(Beginning of Given entries)

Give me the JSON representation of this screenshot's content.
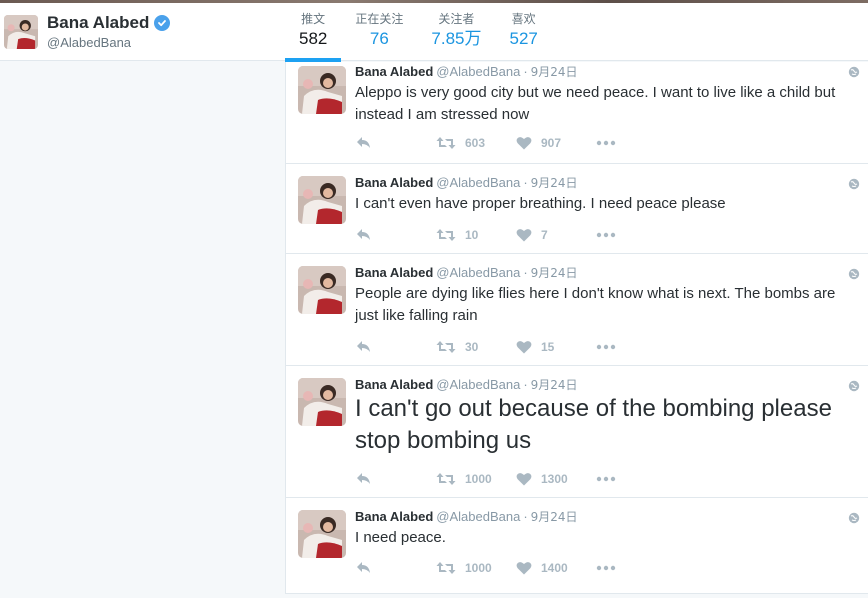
{
  "profile": {
    "name": "Bana Alabed",
    "handle": "@AlabedBana"
  },
  "stats": [
    {
      "label": "推文",
      "value": "582",
      "active": true
    },
    {
      "label": "正在关注",
      "value": "76",
      "active": false
    },
    {
      "label": "关注者",
      "value": "7.85万",
      "active": false
    },
    {
      "label": "喜欢",
      "value": "527",
      "active": false
    }
  ],
  "tweets": [
    {
      "name": "Bana Alabed",
      "handle": "@AlabedBana",
      "date": "9月24日",
      "text": "Aleppo is very good city but we need peace. I want to live like a child but instead I am stressed now",
      "retweets": "603",
      "likes": "907"
    },
    {
      "name": "Bana Alabed",
      "handle": "@AlabedBana",
      "date": "9月24日",
      "text": "I can't even have proper breathing. I need peace please",
      "retweets": "10",
      "likes": "7"
    },
    {
      "name": "Bana Alabed",
      "handle": "@AlabedBana",
      "date": "9月24日",
      "text": "People are dying like flies here I don't know what is next. The bombs are just like falling rain",
      "retweets": "30",
      "likes": "15"
    },
    {
      "name": "Bana Alabed",
      "handle": "@AlabedBana",
      "date": "9月24日",
      "text": "I can't go out because of the bombing please stop bombing us",
      "retweets": "1000",
      "likes": "1300"
    },
    {
      "name": "Bana Alabed",
      "handle": "@AlabedBana",
      "date": "9月24日",
      "text": "I need peace.",
      "retweets": "1000",
      "likes": "1400"
    }
  ],
  "icons": {
    "verified": "verified-badge-icon",
    "reply": "reply-icon",
    "retweet": "retweet-icon",
    "like": "heart-icon",
    "more": "more-dots-icon",
    "globe": "globe-icon"
  },
  "colors": {
    "accent": "#1da1f2",
    "stat_value": "#1b95e0",
    "action_gray": "#aab8c2"
  }
}
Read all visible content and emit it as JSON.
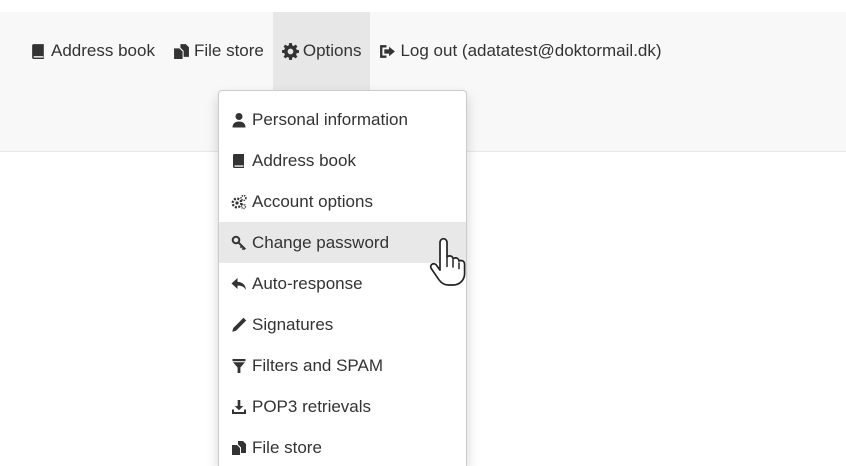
{
  "nav": {
    "items": [
      {
        "label": "Address book",
        "icon": "book-icon"
      },
      {
        "label": "File store",
        "icon": "files-icon"
      },
      {
        "label": "Options",
        "icon": "cog-icon",
        "active": true
      },
      {
        "label": "Log out (adatatest@doktormail.dk)",
        "icon": "log-out-icon"
      }
    ]
  },
  "options_menu": {
    "items": [
      {
        "label": "Personal information",
        "icon": "user-icon"
      },
      {
        "label": "Address book",
        "icon": "book-icon"
      },
      {
        "label": "Account options",
        "icon": "cogs-icon"
      },
      {
        "label": "Change password",
        "icon": "key-icon",
        "hovered": true
      },
      {
        "label": "Auto-response",
        "icon": "reply-icon"
      },
      {
        "label": "Signatures",
        "icon": "pen-icon"
      },
      {
        "label": "Filters and SPAM",
        "icon": "filter-icon"
      },
      {
        "label": "POP3 retrievals",
        "icon": "download-icon"
      },
      {
        "label": "File store",
        "icon": "files-icon"
      }
    ]
  },
  "colors": {
    "navbar_bg": "#f8f8f8",
    "active_bg": "#e7e7e7",
    "hover_bg": "#e8e8e8",
    "text": "#333333"
  }
}
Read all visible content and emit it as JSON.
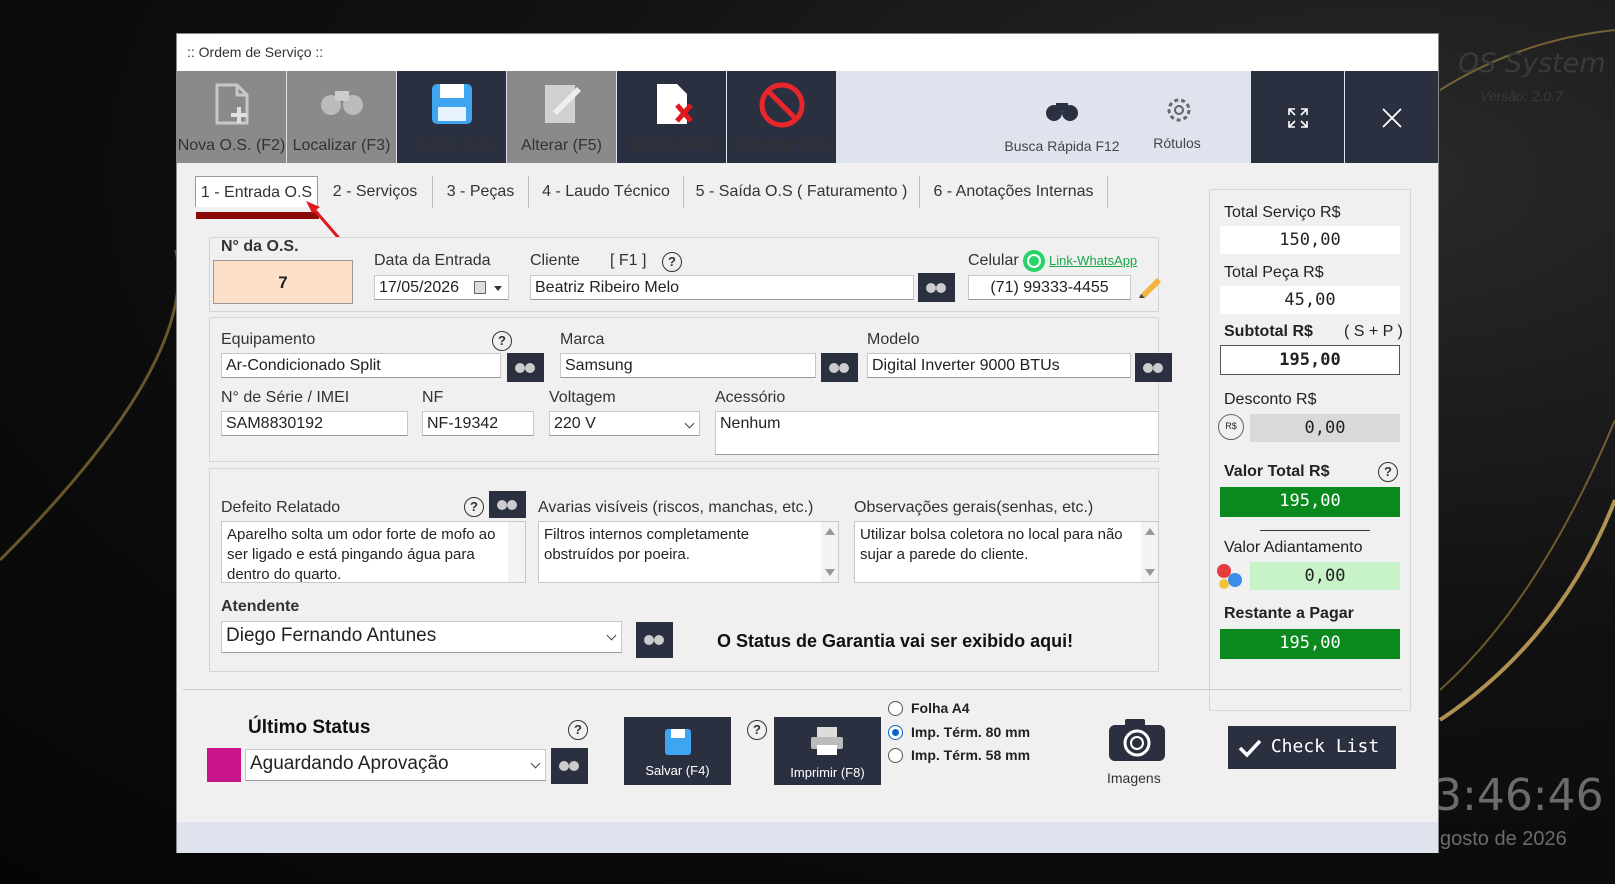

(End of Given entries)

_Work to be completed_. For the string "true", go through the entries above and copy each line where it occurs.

_Answer to this exercise_.
      "active": true
        "active": true
        "hovered": true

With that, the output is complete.